━━━ Supplied data
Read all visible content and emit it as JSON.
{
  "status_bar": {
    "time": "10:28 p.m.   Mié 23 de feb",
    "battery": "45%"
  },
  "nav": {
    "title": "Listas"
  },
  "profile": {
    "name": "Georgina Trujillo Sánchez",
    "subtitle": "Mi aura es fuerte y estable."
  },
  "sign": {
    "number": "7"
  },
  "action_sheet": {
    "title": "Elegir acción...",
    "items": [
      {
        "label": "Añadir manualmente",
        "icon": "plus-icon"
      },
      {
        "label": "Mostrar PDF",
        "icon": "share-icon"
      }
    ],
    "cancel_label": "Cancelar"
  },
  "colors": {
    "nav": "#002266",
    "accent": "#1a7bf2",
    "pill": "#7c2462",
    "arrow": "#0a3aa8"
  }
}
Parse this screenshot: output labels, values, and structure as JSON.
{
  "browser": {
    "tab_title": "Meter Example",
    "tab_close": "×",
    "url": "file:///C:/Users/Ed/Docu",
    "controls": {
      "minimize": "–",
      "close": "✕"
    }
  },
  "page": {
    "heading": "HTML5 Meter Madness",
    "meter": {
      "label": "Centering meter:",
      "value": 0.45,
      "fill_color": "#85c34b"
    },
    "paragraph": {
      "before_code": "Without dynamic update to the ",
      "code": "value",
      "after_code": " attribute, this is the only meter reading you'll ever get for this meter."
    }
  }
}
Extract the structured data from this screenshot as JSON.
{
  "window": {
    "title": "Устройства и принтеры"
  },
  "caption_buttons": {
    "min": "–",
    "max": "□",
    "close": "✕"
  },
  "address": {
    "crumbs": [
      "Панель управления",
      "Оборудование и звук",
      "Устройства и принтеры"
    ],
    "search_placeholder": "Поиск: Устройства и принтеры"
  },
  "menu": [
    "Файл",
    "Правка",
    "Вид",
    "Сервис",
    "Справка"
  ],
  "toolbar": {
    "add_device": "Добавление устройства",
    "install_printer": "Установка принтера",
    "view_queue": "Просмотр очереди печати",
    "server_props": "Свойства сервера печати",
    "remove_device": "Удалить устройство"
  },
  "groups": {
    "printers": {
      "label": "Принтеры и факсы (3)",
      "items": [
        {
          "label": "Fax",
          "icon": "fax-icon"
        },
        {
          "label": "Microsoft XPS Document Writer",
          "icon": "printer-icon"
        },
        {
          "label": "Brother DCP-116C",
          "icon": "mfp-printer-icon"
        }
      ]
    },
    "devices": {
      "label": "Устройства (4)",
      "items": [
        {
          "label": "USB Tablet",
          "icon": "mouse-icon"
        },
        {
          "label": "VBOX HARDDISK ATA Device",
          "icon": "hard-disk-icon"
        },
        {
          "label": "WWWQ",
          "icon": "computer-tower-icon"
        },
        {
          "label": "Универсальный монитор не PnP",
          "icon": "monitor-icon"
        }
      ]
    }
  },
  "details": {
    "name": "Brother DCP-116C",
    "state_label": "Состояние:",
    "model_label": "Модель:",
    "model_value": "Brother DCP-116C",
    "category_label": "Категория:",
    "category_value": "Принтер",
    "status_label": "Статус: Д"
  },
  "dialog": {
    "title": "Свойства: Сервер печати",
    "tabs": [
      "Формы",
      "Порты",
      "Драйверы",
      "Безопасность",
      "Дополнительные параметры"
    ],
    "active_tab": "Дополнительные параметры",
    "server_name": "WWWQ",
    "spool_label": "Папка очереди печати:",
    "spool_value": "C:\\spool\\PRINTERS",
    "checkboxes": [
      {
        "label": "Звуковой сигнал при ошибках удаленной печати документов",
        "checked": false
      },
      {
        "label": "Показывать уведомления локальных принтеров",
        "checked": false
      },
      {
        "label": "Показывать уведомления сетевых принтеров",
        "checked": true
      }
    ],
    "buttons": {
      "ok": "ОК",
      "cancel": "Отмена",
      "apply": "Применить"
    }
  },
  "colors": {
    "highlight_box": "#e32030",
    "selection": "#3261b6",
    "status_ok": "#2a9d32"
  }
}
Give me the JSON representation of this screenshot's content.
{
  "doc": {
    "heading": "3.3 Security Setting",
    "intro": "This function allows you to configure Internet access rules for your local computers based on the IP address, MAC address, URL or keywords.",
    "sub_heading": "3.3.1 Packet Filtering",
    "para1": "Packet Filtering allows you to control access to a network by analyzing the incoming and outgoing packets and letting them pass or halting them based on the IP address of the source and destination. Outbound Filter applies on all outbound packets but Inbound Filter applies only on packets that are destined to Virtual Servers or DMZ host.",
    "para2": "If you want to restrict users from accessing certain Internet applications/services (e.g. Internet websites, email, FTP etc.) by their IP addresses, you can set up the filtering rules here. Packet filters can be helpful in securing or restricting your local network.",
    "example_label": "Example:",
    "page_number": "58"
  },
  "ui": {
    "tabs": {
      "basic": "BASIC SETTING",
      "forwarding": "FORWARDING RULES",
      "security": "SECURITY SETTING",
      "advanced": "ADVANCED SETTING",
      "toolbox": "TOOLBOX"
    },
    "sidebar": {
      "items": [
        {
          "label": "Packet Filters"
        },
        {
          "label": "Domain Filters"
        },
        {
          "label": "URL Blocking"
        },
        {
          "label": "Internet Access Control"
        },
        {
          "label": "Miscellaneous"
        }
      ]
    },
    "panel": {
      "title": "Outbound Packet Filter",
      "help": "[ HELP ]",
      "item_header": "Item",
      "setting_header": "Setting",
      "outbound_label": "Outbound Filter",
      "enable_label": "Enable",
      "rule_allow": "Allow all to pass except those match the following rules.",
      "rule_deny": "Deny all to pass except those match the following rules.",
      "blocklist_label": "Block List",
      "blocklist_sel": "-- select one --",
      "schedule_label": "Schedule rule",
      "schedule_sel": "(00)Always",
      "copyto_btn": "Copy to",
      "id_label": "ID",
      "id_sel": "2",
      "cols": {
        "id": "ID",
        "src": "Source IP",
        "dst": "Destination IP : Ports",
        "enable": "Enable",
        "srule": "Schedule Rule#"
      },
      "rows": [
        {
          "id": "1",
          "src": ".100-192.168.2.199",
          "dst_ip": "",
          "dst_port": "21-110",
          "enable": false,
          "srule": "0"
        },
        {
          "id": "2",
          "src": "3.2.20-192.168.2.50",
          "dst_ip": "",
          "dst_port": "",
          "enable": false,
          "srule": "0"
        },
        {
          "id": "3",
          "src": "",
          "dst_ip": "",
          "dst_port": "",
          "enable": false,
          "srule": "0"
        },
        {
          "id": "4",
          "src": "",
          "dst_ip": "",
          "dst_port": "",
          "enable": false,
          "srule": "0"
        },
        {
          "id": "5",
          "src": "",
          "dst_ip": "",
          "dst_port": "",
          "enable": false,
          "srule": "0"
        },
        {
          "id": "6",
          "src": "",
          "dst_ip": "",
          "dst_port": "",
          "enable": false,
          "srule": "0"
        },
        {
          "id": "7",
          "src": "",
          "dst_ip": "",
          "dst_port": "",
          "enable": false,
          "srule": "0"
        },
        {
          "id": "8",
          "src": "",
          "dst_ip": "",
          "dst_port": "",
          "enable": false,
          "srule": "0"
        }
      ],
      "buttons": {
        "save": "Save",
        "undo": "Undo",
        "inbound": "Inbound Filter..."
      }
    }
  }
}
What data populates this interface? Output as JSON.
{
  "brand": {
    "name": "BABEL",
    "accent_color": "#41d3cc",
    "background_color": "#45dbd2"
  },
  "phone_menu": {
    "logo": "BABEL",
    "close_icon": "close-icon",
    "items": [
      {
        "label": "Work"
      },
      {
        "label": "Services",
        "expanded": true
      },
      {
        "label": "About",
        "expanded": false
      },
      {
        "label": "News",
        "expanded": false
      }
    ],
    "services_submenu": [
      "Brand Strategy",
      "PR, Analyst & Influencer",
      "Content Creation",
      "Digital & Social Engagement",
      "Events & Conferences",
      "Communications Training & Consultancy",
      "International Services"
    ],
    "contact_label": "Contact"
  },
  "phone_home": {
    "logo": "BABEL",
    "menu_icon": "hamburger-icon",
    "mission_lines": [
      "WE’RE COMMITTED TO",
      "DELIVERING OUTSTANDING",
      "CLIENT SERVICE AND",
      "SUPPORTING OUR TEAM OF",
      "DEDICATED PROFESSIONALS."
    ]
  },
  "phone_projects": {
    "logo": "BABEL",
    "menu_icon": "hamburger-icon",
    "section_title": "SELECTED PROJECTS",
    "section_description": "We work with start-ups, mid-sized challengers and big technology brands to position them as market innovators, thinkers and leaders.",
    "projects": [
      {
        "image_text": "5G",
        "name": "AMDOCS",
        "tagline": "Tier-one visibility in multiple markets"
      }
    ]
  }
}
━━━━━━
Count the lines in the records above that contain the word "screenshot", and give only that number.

• [Exercise response] 3